Cameroon’s forests, which cover about 60 percent of the country, play a vital role for people and the economy. They account for more than six percent of the nation’s GDP, the highest percentage of all countries in the Congo Basin. Cameroon’s forests provide services and sustenance directly and indirectly to local communities and city dwellers alike.
Yet, until recently, Cameroon lacked a comprehensive information system to actually monitor and manage its forests. There was no integrated system or entity tracking the various forest uses, like logging concessions, community forests, hunting zones, and more. The information that was available was scattered amongst different institutions, wasn’t publicly accessible, or was of a quality insufficient to support legality claims and effective land use decisions. This lack of information exacerbated the unsustainable use of forest resources and sparked conflicts between competing forest stakeholders, such as loggers and community groups.
That’s where the Cameroon Forest Atlas comes in. Since 2002, Cameroon’s Ministry of Forestry and Wildlife (MINFOF) has worked with WRI to improve transparence and governance in the forest sector by publishing and regularly updating the Interactive Forest Atlas of Cameroon. MINFOF and WRI recently released version 3.0 of the online Atlas, as well as an accompanying report, poster, desktop mapping application, and underlying spatial datasets.
What’s New? A Look Inside the Interactive Forest Atlas of Cameroon, Version 3.0
The Interactive Forest Atlas of Cameroon is a constantly updated information system, combining the use of remote sensing, Geographic Information Systems (GIS), and ground-truthing to monitor and manage forests. Through a combination of interactive mapping applications, posters, analytical reports, trainings, and outreach, the Atlas provides users with access to timely, accurate, and harmonized information in the forest sector and beyond. The Atlas brings all the major land use categories—like logging permits, protected areas, hunting zones, etc.— together into one system. Users can get answers to key questions and see where various activities are occurring, as well as areas where competing interests may overlap.
For the first time, version 3.0 also includes information on mining permits and agro-industrial plantations. The expansion and enrichment of the Atlas provides forest stakeholders with a more complete picture of Cameroon’s forest sector, which will ultimately foster better management.
How Stakeholders Use the Cameroon Forest Atlas
A variety of stakeholders utilize the Atlas, including Cameroon’s government, the private sector, research institutions, and civil society. Government agencies use the Atlas to monitor and effectively plan on-the-ground control of forest activities. The private sector references the Atlas to decide where to site infrastructure projects. Research institutions use the Atlas’s information to guide research activities or to support findings, while civil society groups utilize the Atlas to resolve conflict between competing interests and raise awareness of local communities’ rights to sustainable forest management.

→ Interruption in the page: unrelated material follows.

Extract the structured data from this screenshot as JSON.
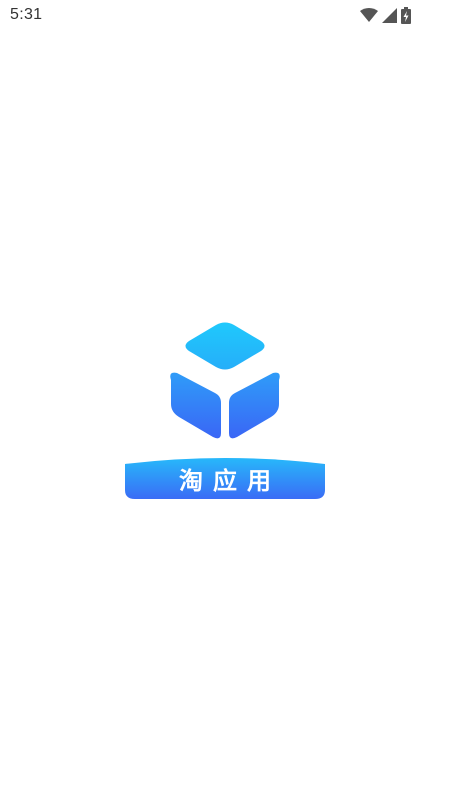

Some specific cases where stakeholders referenced the Cameroon Forest Atlas include:
- MINFOF used the Cameroon Atlas to identify and resolve competing claims between the GIC Foconyamzom community forest (Community Forest 803-115) and the Société Industrielle de Mbang forest concession (FMU 08-005);
- MINFOF also used the Atlas to determine which land use categories (e.g., protected areas) could be impacted by the proposed Lom Pangar dam construction project;
- CETELCAF (the technical unit of MINFOF in charge of producing forest titles maps) uses the Atlas’s data and derived products to access accurate information and plan and support field missions;
- Conservation International, an NGO, used the Atlas in a research study that aimed to understand the correlation between spatial distribution of deforestation and biophysical variables;
- The Central Africa Regional Center for Specialized Studies in Forest and Wood (CRESA –Forêt-Bois) has used the Atlas as course material in classes, such as the course, ”Application of GIS in Ecosystems & Protected Areas Management.”
Future Cameroon Forest Atlases
Going forward, WRI and MINFOF will continue to improve and expand both the function and content of the Interactive Cameroon Forest Atlas. In addition to regularly updating Atlas information, we will incorporate emerging themes, such as mapping carbon stock in order to provide a logical base for managing REDD+ and tracking ecosystem services indicators. By consistently updating data as well as strengthening institutional coordination and capacity-building on the ground, WRI and MINFOF are laying the foundation for transparent and informed forest management.